(Photo description: Carol kissing Preakness Stakes winning horse Exaggerator. Exaggerator is in a stall with a metal gate. His nose sticks out through the bars. Carol, with her back toward the camera, kisses his nose.)
Belonging in the horse racing culture helped restore my expression of spirituality. At the OTB, I do a variety of tasks, I felt very useful. It is about making patrons feel at ease. It is about meeting their needs. Horseplayers seek not just the thrill of the race, they also seek social interaction. How often on my off days I would visit my workplace! Patrons and the occasional coworker would ask for an ear to listen or even a prayer.

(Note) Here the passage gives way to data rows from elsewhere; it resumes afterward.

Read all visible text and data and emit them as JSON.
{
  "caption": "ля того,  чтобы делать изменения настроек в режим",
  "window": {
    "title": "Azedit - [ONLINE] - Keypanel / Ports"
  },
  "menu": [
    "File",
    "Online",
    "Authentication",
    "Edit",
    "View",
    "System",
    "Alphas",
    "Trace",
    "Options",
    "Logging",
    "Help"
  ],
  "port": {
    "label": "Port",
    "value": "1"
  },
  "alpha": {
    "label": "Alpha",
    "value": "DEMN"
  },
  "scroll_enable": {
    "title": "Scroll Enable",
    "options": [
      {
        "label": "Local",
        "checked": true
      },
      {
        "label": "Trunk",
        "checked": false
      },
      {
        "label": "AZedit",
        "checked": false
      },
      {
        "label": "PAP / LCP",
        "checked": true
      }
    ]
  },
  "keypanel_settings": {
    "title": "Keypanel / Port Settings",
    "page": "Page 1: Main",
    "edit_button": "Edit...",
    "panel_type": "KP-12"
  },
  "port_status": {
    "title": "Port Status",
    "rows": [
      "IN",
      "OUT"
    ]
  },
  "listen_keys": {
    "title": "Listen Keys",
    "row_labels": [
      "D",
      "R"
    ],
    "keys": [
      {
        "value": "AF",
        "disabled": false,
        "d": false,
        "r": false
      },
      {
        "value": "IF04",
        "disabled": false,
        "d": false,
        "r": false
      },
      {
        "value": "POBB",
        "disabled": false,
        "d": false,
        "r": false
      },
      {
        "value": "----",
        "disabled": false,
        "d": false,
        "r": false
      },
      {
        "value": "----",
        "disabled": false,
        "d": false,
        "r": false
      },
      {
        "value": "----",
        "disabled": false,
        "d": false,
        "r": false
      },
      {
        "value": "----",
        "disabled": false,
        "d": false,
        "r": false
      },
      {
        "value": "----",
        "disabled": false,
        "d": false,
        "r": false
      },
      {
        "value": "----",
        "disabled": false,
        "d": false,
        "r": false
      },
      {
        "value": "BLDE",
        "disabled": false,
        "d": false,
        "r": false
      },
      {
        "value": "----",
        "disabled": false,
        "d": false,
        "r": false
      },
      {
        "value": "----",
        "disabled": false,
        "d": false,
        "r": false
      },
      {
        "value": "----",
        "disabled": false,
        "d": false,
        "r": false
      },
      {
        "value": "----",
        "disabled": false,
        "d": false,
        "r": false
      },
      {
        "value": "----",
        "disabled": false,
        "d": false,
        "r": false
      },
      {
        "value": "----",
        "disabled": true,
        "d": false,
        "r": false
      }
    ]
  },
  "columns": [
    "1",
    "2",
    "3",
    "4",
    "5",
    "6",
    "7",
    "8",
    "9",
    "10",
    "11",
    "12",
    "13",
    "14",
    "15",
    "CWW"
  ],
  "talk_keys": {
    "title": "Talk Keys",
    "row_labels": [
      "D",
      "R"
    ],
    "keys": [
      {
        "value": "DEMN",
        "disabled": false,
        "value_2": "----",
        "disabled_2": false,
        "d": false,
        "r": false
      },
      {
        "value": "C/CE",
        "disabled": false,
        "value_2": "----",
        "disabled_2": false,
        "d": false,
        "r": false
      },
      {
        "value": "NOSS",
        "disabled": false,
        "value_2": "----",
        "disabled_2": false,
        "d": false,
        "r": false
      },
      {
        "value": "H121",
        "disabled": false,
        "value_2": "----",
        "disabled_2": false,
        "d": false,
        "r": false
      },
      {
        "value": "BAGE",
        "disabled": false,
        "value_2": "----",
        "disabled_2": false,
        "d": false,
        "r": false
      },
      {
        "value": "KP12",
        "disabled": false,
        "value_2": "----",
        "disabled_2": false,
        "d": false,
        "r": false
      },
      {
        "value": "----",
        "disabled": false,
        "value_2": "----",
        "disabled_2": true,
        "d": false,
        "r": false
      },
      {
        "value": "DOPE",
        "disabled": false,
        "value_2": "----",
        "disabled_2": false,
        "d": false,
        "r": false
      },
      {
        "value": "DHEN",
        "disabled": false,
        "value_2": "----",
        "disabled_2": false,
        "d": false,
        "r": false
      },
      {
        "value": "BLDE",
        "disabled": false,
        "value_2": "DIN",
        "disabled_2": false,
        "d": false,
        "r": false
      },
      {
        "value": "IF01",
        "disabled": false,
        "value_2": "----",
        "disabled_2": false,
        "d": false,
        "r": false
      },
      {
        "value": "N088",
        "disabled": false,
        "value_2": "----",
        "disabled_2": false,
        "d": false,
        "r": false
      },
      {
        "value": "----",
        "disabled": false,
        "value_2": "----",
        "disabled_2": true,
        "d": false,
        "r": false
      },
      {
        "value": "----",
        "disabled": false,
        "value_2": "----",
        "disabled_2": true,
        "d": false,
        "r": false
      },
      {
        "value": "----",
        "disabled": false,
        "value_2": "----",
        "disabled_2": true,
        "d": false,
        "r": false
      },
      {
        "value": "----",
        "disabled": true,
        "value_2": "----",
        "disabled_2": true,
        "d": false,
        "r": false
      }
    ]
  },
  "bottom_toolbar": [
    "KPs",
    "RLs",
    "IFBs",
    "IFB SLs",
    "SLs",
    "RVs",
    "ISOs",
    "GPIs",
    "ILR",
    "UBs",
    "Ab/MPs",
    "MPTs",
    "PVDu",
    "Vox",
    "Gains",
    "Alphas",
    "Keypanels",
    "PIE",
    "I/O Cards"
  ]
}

When the horse Weep No More raced in the Kentucky Oaks, I saw her name as a sign of divine comfort and promise. People will only remember her for winning the Central Bank Ashland Stakes in 2016. For me, she performed a much more noble deed: She heralded the end of exile. I got a tattoo with her name in honor. One night, I dreamt that I was back at the Seminary and the director of Deaconess studies told me I was unsuitable. I touched my arm where my tattoo is at, looked him in the eye, and told him, “F*** off, Professor. I have a future.” I woke up, victorious.
I am planning to visit Barbaro’s statue on the Day of the Dead tomorrow with my prayer beads and remember my husband and those who passed on. I sense the hand of God in my life, and although I am puzzled why it took me so damned long to be where I am, I am very thankful for the blessings during exile and today in Kentucky.
I made a promise to myself to never hide who I am. After all, Silver Charm would still detect my inner being and remind me of the acceptance I received.